Copy out all lines in the material below that contain the string "title".
=-=-=
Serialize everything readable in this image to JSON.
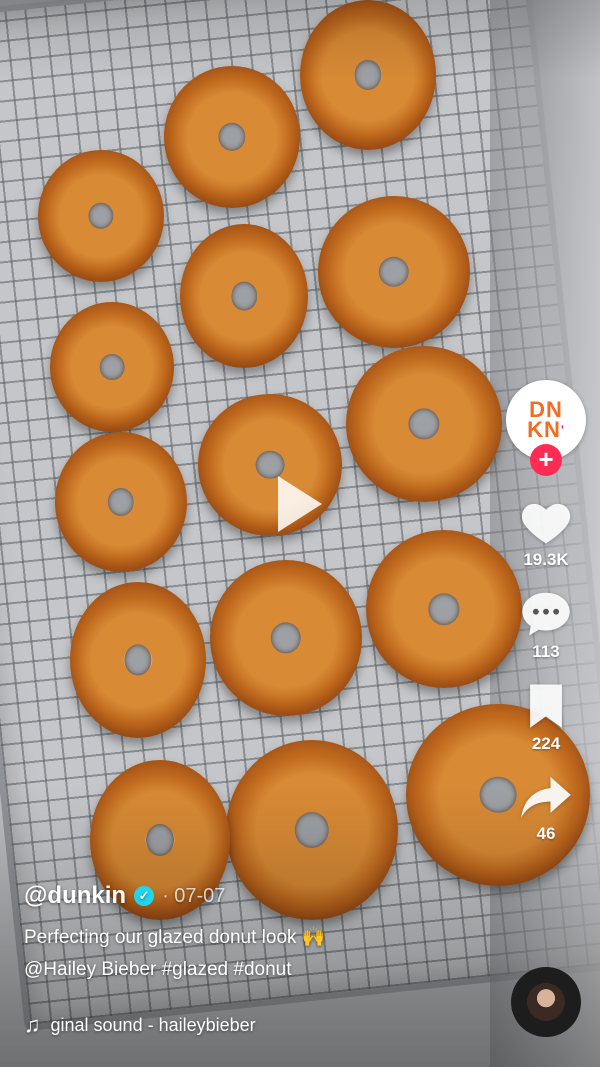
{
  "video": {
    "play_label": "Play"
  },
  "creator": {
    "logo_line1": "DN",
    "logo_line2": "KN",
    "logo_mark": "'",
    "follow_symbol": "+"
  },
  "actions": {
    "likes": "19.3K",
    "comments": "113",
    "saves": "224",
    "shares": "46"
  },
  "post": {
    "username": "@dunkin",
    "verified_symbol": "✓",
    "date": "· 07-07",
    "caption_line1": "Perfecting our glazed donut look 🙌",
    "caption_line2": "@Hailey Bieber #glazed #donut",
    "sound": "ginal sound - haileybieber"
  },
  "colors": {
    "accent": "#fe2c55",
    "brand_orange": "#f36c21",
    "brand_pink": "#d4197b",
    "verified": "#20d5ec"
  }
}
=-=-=
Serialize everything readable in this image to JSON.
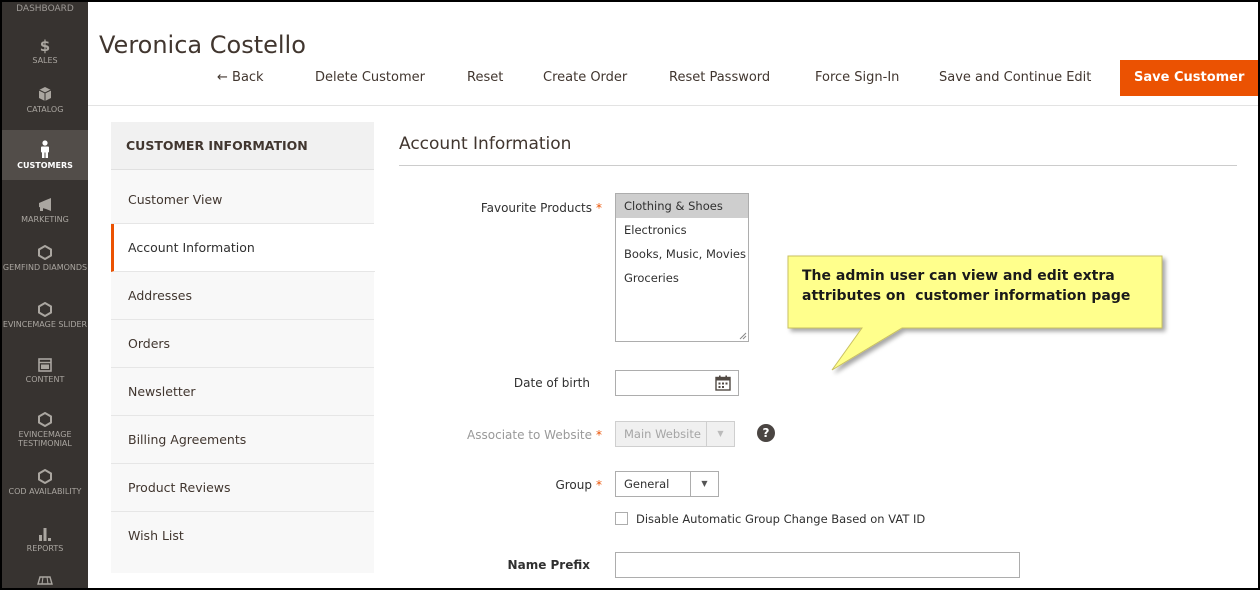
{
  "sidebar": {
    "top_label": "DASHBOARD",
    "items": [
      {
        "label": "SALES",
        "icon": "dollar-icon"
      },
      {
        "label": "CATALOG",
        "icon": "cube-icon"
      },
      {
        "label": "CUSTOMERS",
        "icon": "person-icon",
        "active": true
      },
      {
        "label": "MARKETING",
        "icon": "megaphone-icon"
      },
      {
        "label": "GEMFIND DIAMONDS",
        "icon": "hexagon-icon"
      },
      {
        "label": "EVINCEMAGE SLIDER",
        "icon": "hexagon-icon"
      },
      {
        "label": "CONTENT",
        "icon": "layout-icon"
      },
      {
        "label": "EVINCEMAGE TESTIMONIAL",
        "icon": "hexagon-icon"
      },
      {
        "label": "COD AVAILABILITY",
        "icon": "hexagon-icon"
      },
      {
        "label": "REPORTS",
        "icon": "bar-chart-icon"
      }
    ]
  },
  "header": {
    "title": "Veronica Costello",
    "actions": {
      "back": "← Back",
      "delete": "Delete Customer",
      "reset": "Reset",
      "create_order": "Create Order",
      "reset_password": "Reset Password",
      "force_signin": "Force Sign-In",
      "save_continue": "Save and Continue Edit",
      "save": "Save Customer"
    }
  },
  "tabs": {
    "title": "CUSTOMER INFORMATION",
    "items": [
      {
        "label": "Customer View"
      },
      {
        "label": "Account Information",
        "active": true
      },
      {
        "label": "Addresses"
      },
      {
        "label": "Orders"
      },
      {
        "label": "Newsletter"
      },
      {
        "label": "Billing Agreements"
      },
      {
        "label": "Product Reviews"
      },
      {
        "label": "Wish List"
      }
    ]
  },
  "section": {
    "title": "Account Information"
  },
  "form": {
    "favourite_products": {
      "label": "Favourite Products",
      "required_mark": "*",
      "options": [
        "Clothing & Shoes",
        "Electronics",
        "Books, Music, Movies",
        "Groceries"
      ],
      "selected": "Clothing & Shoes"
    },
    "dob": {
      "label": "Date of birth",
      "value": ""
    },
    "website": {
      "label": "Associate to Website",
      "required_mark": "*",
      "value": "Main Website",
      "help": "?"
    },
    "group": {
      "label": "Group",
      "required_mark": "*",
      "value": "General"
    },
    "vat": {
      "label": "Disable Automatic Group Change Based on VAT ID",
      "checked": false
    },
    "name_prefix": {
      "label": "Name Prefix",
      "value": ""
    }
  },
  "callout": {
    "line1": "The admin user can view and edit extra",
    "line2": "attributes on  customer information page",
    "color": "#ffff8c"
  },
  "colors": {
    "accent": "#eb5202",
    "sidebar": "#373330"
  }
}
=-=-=
> **Answer section**:
    "title": "Veronica Costello",
    "title": "CUSTOMER INFORMATION",
    "title": "Account Information"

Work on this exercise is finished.